LED illumination is awesome for epifluorescence. No mechanical shutters, no changing mercury lamps every 200 hours, no hot lamphouses, no worries about letting it cool down before turning the lamp back on, less wasted electricity, immediately ready to use after turning it on, etc.
We have a Lumencor SpectraX on our Nikon TE2000 scope and we love it. It contains multiple LED that are independently triggerable. For high-speed imaging, we bought one new Chroma quad-band dichroic and emission filter set, as well as 4 separate single-band emission filters for our emission filter wheel (although this latter set is not absolutely necessary).

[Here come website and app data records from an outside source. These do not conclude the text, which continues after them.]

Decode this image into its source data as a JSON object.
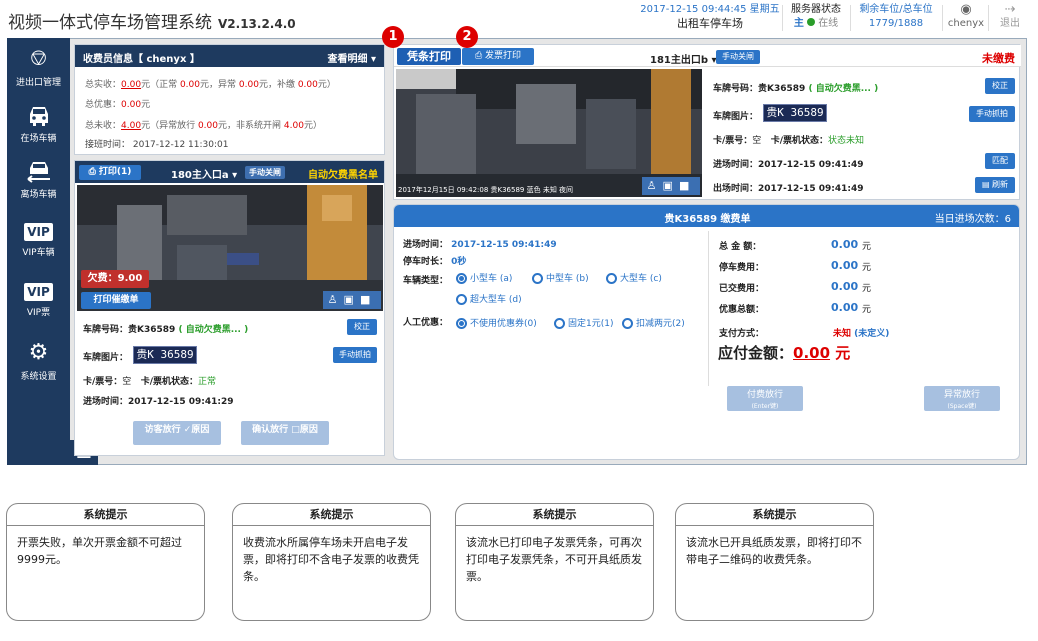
{
  "app": {
    "title": "视频一体式停车场管理系统",
    "version": "V2.13.2.4.0"
  },
  "topbar": {
    "datetime": "2017-12-15 09:44:45 星期五",
    "lot_name": "出租车停车场",
    "server_status_label": "服务器状态",
    "server_role": "主",
    "server_online": "在线",
    "spaces_label": "剩余车位/总车位",
    "spaces_value": "1779/1888",
    "user": "chenyx",
    "logout": "退出"
  },
  "sidebar": {
    "items": [
      {
        "label": "进出口管理",
        "icon": "barrier-gate-icon"
      },
      {
        "label": "在场车辆",
        "icon": "car-icon"
      },
      {
        "label": "离场车辆",
        "icon": "car-exit-icon"
      },
      {
        "label": "VIP车辆",
        "icon": "vip-icon"
      },
      {
        "label": "VIP票",
        "icon": "vip-ticket-icon"
      },
      {
        "label": "系统设置",
        "icon": "gear-icon"
      }
    ],
    "vip_badge": "VIP"
  },
  "cashier": {
    "header": "收费员信息【 chenyx 】",
    "detail_link": "查看明细",
    "line1_pre": "总实收：",
    "line1_total": "0.00",
    "line1_mid": "元（正常",
    "line1_normal": "0.00",
    "line1_abn_label": "元，异常",
    "line1_abn": "0.00",
    "line1_fill_label": "元，补缴",
    "line1_fill": "0.00",
    "line1_end": "元）",
    "line2_pre": "总优惠：",
    "line2_val": "0.00",
    "line2_unit": "元",
    "line3_pre": "总未收：",
    "line3_val": "4.00",
    "line3_mid": "元（异常放行",
    "line3_abn": "0.00",
    "line3_mid2": "元，非系统开闸",
    "line3_nonsys": "4.00",
    "line3_end": "元）",
    "line4": "接班时间： 2017-12-12 11:30:01"
  },
  "entry_lane": {
    "print_btn": "打印(1)",
    "lane": "180主入口a",
    "manual_close": "手动关闸",
    "blacklist": "自动欠费黑名单",
    "arrears_label": "欠费：",
    "arrears_val": "9.00",
    "print_arrears": "打印催缴单",
    "plate_label": "车牌号码：",
    "plate": "贵K36589",
    "plate_hint": "( 自动欠费黑... )",
    "correct": "校正",
    "plate_img_label": "车牌图片：",
    "plate_img_text": "贵K 36589",
    "manual_capture": "手动抓拍",
    "card_label": "卡/票号：",
    "card_val": "空",
    "machine_label": "卡/票机状态：",
    "machine_val": "正常",
    "time_label": "进场时间：",
    "time_val": "2017-12-15 09:41:29",
    "visitor_btn": "访客放行",
    "visitor_reason": "原因",
    "confirm_btn": "确认放行",
    "confirm_reason": "原因"
  },
  "exit_lane": {
    "receipt_btn": "凭条打印",
    "invoice_btn": "发票打印",
    "lane": "181主出口b",
    "manual_close": "手动关闸",
    "unpaid": "未缴费",
    "badge1": "1",
    "badge2": "2",
    "cam_overlay": "2017年12月15日 09:42:08 贵K36589 蓝色 未知 夜间",
    "plate_label": "车牌号码：",
    "plate": "贵K36589",
    "plate_hint": "( 自动欠费黑... )",
    "correct": "校正",
    "plate_img_label": "车牌图片：",
    "plate_img_text": "贵K 36589",
    "manual_capture": "手动抓拍",
    "card_label": "卡/票号：",
    "card_val": "空",
    "machine_label": "卡/票机状态：",
    "machine_val": "状态未知",
    "in_time_label": "进场时间：",
    "in_time": "2017-12-15 09:41:49",
    "match_btn": "匹配",
    "out_time_label": "出场时间：",
    "out_time": "2017-12-15 09:41:49",
    "refresh_btn": "刷新"
  },
  "bill": {
    "title": "贵K36589  缴费单",
    "visits": "当日进场次数：6",
    "in_time_label": "进场时间：",
    "in_time": "2017-12-15 09:41:49",
    "duration_label": "停车时长：",
    "duration": "0秒",
    "type_label": "车辆类型：",
    "types": [
      "小型车 (a)",
      "中型车 (b)",
      "大型车 (c)",
      "超大型车 (d)"
    ],
    "discount_label": "人工优惠：",
    "discounts": [
      "不使用优惠券(0)",
      "固定1元(1)",
      "扣减两元(2)"
    ],
    "total_label": "总 金 额：",
    "total": "0.00",
    "fee_label": "停车费用：",
    "fee": "0.00",
    "paid_label": "已交费用：",
    "paid": "0.00",
    "discount_total_label": "优惠总额：",
    "discount_total": "0.00",
    "unit": "元",
    "paymethod_label": "支付方式：",
    "paymethod": "未知",
    "paymethod_note": "(未定义)",
    "due_label": "应付金额：",
    "due": "0.00",
    "due_unit": "元",
    "pay_btn": "付费放行",
    "pay_key": "(Enter键)",
    "abn_btn": "异常放行",
    "abn_key": "(Space键)"
  },
  "tips": [
    {
      "title": "系统提示",
      "text": "开票失败，单次开票金额不可超过9999元。"
    },
    {
      "title": "系统提示",
      "text": "收费流水所属停车场未开启电子发票，即将打印不含电子发票的收费凭条。"
    },
    {
      "title": "系统提示",
      "text": "该流水已打印电子发票凭条，可再次打印电子发票凭条，不可开具纸质发票。"
    },
    {
      "title": "系统提示",
      "text": "该流水已开具纸质发票，即将打印不带电子二维码的收费凭条。"
    }
  ],
  "colors": {
    "navy": "#1e3a5f",
    "accent": "#2b74c7",
    "alert": "#dd0000",
    "ok": "#2a9d2a"
  }
}
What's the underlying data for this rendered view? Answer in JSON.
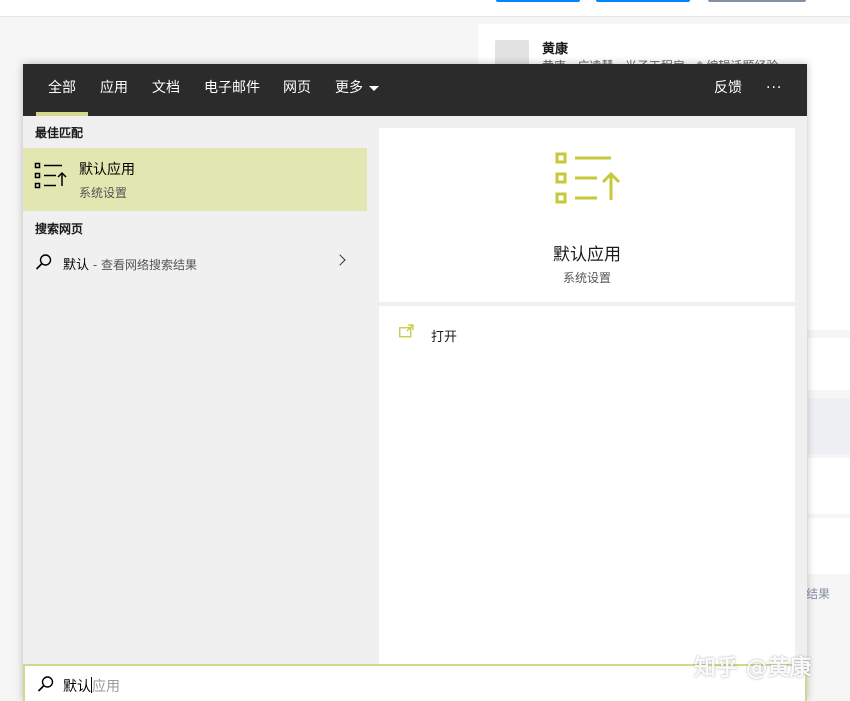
{
  "background": {
    "profile_name": "黄康",
    "profile_sub": "黄康 · 广凌慧 · 光子工程房 · ✎编辑话题经验",
    "result_text": "结果",
    "watermark": "知乎 @黄康"
  },
  "tabs": [
    {
      "label": "全部",
      "active": true
    },
    {
      "label": "应用"
    },
    {
      "label": "文档"
    },
    {
      "label": "电子邮件"
    },
    {
      "label": "网页"
    },
    {
      "label": "更多"
    }
  ],
  "header": {
    "feedback": "反馈",
    "more_options": "···"
  },
  "best_match": {
    "heading": "最佳匹配",
    "title": "默认应用",
    "subtitle": "系统设置",
    "icon": "default-apps-icon"
  },
  "web": {
    "heading": "搜索网页",
    "query": "默认",
    "hint": " - 查看网络搜索结果"
  },
  "detail": {
    "title": "默认应用",
    "subtitle": "系统设置",
    "open_label": "打开",
    "accent": "#c6c93a"
  },
  "search": {
    "typed": "默认",
    "suggestion": "应用"
  }
}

The amazing thing is to be able to run color sequences at the frame rate of the camera (because the SpectraX accepts TTL triggering of each line independently). It is beautiful to see the rainbow of light flashing out of the scope at 20+ frames per second!

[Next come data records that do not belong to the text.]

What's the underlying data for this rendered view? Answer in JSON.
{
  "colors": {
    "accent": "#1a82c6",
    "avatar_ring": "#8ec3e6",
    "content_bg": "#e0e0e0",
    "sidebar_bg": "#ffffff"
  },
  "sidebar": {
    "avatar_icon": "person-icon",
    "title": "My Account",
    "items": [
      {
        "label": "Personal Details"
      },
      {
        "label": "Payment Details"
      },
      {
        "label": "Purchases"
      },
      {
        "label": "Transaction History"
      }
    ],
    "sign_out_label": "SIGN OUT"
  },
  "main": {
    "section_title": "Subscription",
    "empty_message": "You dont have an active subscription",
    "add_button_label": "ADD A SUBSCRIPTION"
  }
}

We haven’t run into any issues with brightness: the SpectraX is bright enough for all our cell imaging experiments. Typically, we run it at 20% power. That said, I’m aware that the very bright peaks in an arc lamp spectrum (e.g. UV, 435, 546) aren’t there in the LED spectra. So for FRAP or something, you may not be able to bleach as fast.

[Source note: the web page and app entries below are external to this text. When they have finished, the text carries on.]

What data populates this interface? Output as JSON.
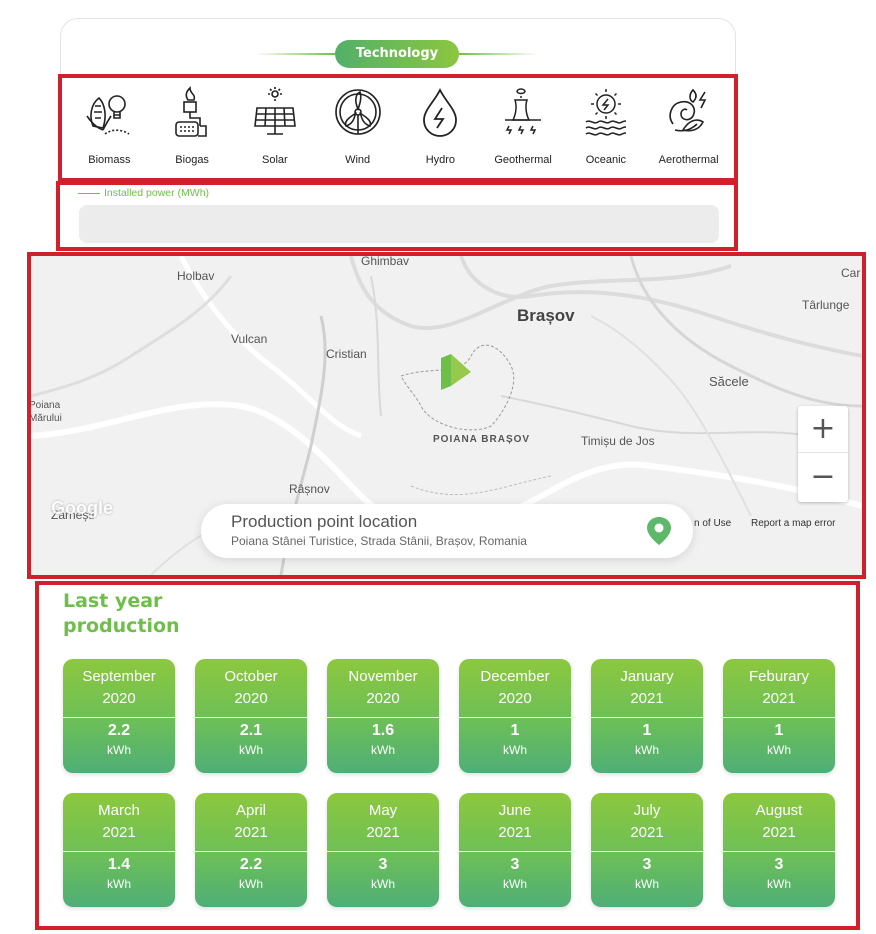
{
  "technology": {
    "title": "Technology",
    "items": [
      {
        "label": "Biomass",
        "icon": "biomass-icon"
      },
      {
        "label": "Biogas",
        "icon": "biogas-icon"
      },
      {
        "label": "Solar",
        "icon": "solar-panel-icon"
      },
      {
        "label": "Wind",
        "icon": "wind-turbine-icon"
      },
      {
        "label": "Hydro",
        "icon": "water-drop-icon"
      },
      {
        "label": "Geothermal",
        "icon": "geothermal-plant-icon"
      },
      {
        "label": "Oceanic",
        "icon": "oceanic-icon"
      },
      {
        "label": "Aerothermal",
        "icon": "aerothermal-icon"
      }
    ]
  },
  "installed_power": {
    "label": "Installed power (MWh)",
    "value": ""
  },
  "map": {
    "places": {
      "holbav": "Holbav",
      "ghimbav": "Ghimbav",
      "car": "Car",
      "tarlungeni": "Târlunge",
      "brasov": "Brașov",
      "vulcan": "Vulcan",
      "cristian": "Cristian",
      "sacele": "Săcele",
      "poiana": "Poiana",
      "marului": "Mărului",
      "poiana_brasov": "POIANA BRAȘOV",
      "timisu": "Timișu de Jos",
      "rasnov": "Râșnov",
      "zarnesti": "Zărnești"
    },
    "zoom_in": "+",
    "zoom_out": "−",
    "google": "Google",
    "terms": "n of Use",
    "report": "Report a map error",
    "accent": "#6dbf4a"
  },
  "location": {
    "title": "Production point location",
    "address": "Poiana Stânei Turistice, Strada Stânii, Brașov, Romania"
  },
  "production": {
    "title": "Last year production",
    "months": [
      {
        "month": "September",
        "year": "2020",
        "value": "2.2",
        "unit": "kWh"
      },
      {
        "month": "October",
        "year": "2020",
        "value": "2.1",
        "unit": "kWh"
      },
      {
        "month": "November",
        "year": "2020",
        "value": "1.6",
        "unit": "kWh"
      },
      {
        "month": "December",
        "year": "2020",
        "value": "1",
        "unit": "kWh"
      },
      {
        "month": "January",
        "year": "2021",
        "value": "1",
        "unit": "kWh"
      },
      {
        "month": "Feburary",
        "year": "2021",
        "value": "1",
        "unit": "kWh"
      },
      {
        "month": "March",
        "year": "2021",
        "value": "1.4",
        "unit": "kWh"
      },
      {
        "month": "April",
        "year": "2021",
        "value": "2.2",
        "unit": "kWh"
      },
      {
        "month": "May",
        "year": "2021",
        "value": "3",
        "unit": "kWh"
      },
      {
        "month": "June",
        "year": "2021",
        "value": "3",
        "unit": "kWh"
      },
      {
        "month": "July",
        "year": "2021",
        "value": "3",
        "unit": "kWh"
      },
      {
        "month": "August",
        "year": "2021",
        "value": "3",
        "unit": "kWh"
      }
    ]
  },
  "colors": {
    "highlight_border": "#d0202b",
    "brand_green": "#6dbf4a",
    "card_gradient_top": "#8cc83e",
    "card_gradient_bottom": "#4fae77"
  }
}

And, of course, a fancy illuminator like the Spectra X is not cheap. But for run-of-the-mill epi imaging, white-light sources like the Lumencor Sola might be a good option. Another downside is that the fans on the Spectra X are audible, but not annoying. Despite that minor issue and the cost, I highly recommend LED illumination (and the Spectra X, specifically).
I recommend you demo a few LED sources from a few companies (e.g. ScopeLED, Lumencor, Sutter, etc.) and make sure it will fit your needs.
* Make sure your camera supports TTL triggering of an external shutter.